Epizootic Hemorrhagic Disease (EHD) continues to cause an increase in the number of deer deaths across the Clearwater Region. Every year, Idaho Fish and Game receives reports of deer potentially infected with EHD in small, isolated outbreaks. Although EHD is a naturally occurring disease in Idaho, this summer's prolonged hot, dry summer with little rain caused animals to congregate intensifying the occurrence and duration of this year's EHD outbreak.
As usual water sources become scarce on the landscape, more deer use any water that is available. As deer gather around these water sources, more deer in the population may become exposed to infected biting midges, which spread the disease via bites from the insects. Higher deer concentrations can further exacerbate an outbreak as more deer frequent these watering holes.
In 2003, the Clearwater Region experienced a major outbreak of hemorrhagic disease starting in the Kamiah area. A less severe outbreak of bluetongue occurred during 2015 within the Clearwater Region.
The disease is characterized by the rapid onset of clinical symptoms. Some deer can survive the late stages of the disease, and not all deer that become infected will become sick enough to show clinical signs. Deer that survive the original infection may become immune to EHD, and will carry antibodies in their blood. Due to the potential for immunity, Fish and Game encourages public to keep their distance and to not shoot or harass/stress visibly sick deer.

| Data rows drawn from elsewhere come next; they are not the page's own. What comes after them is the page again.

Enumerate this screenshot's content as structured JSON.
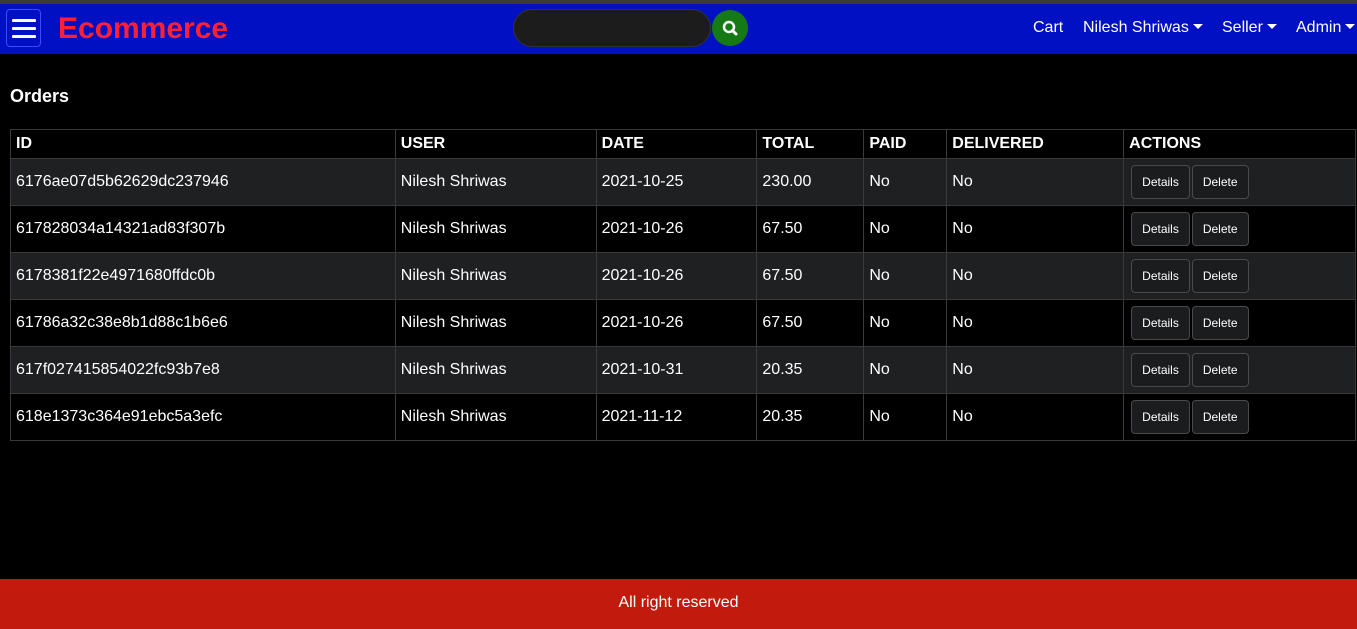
{
  "header": {
    "brand": "Ecommerce",
    "search": {
      "placeholder": "",
      "value": ""
    },
    "nav": {
      "cart": "Cart",
      "user": "Nilesh Shriwas",
      "seller": "Seller",
      "admin": "Admin"
    }
  },
  "main": {
    "title": "Orders",
    "columns": [
      "ID",
      "USER",
      "DATE",
      "TOTAL",
      "PAID",
      "DELIVERED",
      "ACTIONS"
    ],
    "action_labels": {
      "details": "Details",
      "delete": "Delete"
    },
    "rows": [
      {
        "id": "6176ae07d5b62629dc237946",
        "user": "Nilesh Shriwas",
        "date": "2021-10-25",
        "total": "230.00",
        "paid": "No",
        "delivered": "No"
      },
      {
        "id": "617828034a14321ad83f307b",
        "user": "Nilesh Shriwas",
        "date": "2021-10-26",
        "total": "67.50",
        "paid": "No",
        "delivered": "No"
      },
      {
        "id": "6178381f22e4971680ffdc0b",
        "user": "Nilesh Shriwas",
        "date": "2021-10-26",
        "total": "67.50",
        "paid": "No",
        "delivered": "No"
      },
      {
        "id": "61786a32c38e8b1d88c1b6e6",
        "user": "Nilesh Shriwas",
        "date": "2021-10-26",
        "total": "67.50",
        "paid": "No",
        "delivered": "No"
      },
      {
        "id": "617f027415854022fc93b7e8",
        "user": "Nilesh Shriwas",
        "date": "2021-10-31",
        "total": "20.35",
        "paid": "No",
        "delivered": "No"
      },
      {
        "id": "618e1373c364e91ebc5a3efc",
        "user": "Nilesh Shriwas",
        "date": "2021-11-12",
        "total": "20.35",
        "paid": "No",
        "delivered": "No"
      }
    ]
  },
  "footer": {
    "text": "All right reserved"
  },
  "colors": {
    "header_bg": "#0010c2",
    "brand": "#ff2035",
    "search_button": "#157a15",
    "footer_bg": "#c21a0d"
  },
  "icons": {
    "menu": "hamburger-icon",
    "search": "search-icon",
    "dropdown": "caret-down-icon"
  }
}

External Signs of EHD
Loss of appetite and wariness, swelling around the head and neck, dehydration and weakness, increased respiration rate, excessive salivation, rosy or bluish color of mouth and tongue, blood flecks may occur in the urine and feces. In severe cases, a bloody diarrhea can develop. Deer that are infected may show lameness and a tendency to avoid direct sunlight. An increase in body temperature can cause deer to seek cool places, such as in and around water.
Internal Signs of EHD
Internal organs will have extensive bleeding throughout, most likely affecting the heart, liver, spleen, kidney, lungs, and intestinal tract. The liver, spleen, and lymph nodes may be enlarged and congested. Lesions or ulcers may occur on the lips, tongue, and cheeks.
Treatment and Control
There is no treatment for EHD once the animal shows clinical signs. There are no preventive methods that are currently being applied to wild populations of deer. According to Infectious Diseases of Wild Mammals (2001), there is no established public health risk associated with handling or eating animals infected with EHD or with exposure to EHD-infected midges.
Idaho Fish and Game EHD Monitoring
Idaho Fish and Game primary method for monitoring EHD outbreaks is through reports of individuals who suspect a sick or dead deer has EHD. These reports are collected through the Wildlife Health Lab. Once an area is confirmed to have EHD, Idaho Fish and Game uses the online reporting to monitor the spread and extent of the disease. Idaho Fish and Game staff also maintain contact with counterparts in surrounding states to monitor the EHD status more broadly.
Idaho Fish and Game Disease Management
Because EHD is a naturally occurring disease in deer and there is no effective treatment for wild deer, Idaho Fish and Game only monitors for the disease and then assesses the potential effect of the disease on local deer populations as the season progresses. Deer can continue to be infected by EHD for about two weeks after the first significant frost and may be found dead for another couple of weeks.
What You Can Do
Idaho Fish and Game needs your help monitoring EHD in Idaho. Because EHD affects deer every year on a small, localized scale, it can be difficult to determine if reports are due to a major outbreak. Idaho Fish and Game asks that you report deer that appear to have died of EHD (e.g., found dead near water or exhibit signs listed above) via the online reporting system. This will allow Idaho Fish and Game to develop a baseline level of EHD in the state and help determine when a major outbreak is occurring.
At the expense of Idaho Fish and Game, dead deer can be taken to the following locations;
Simmons Sanitation, 3226 Highway 12 Kamiah, ID (208) 935-2617
Latah Sanitation, 3299 Hwy 8, Moscow, ID (208) 882-5724
Clearwater County Transfer Station, 585 Transfer Station Rd. Orofino, ID 83544 (208) 476-7903
Timberline Container Site, 3913 Hjalmar Johnson Rd., Weippe, ID 83553 (208) 435-4965
Fish and Game encourages neighbors to help neighbors. If you or you know of someone that has a dead deer on their property, please assist them with removal.
For more information, contact the Clearwater regional office at (208) 799-5010.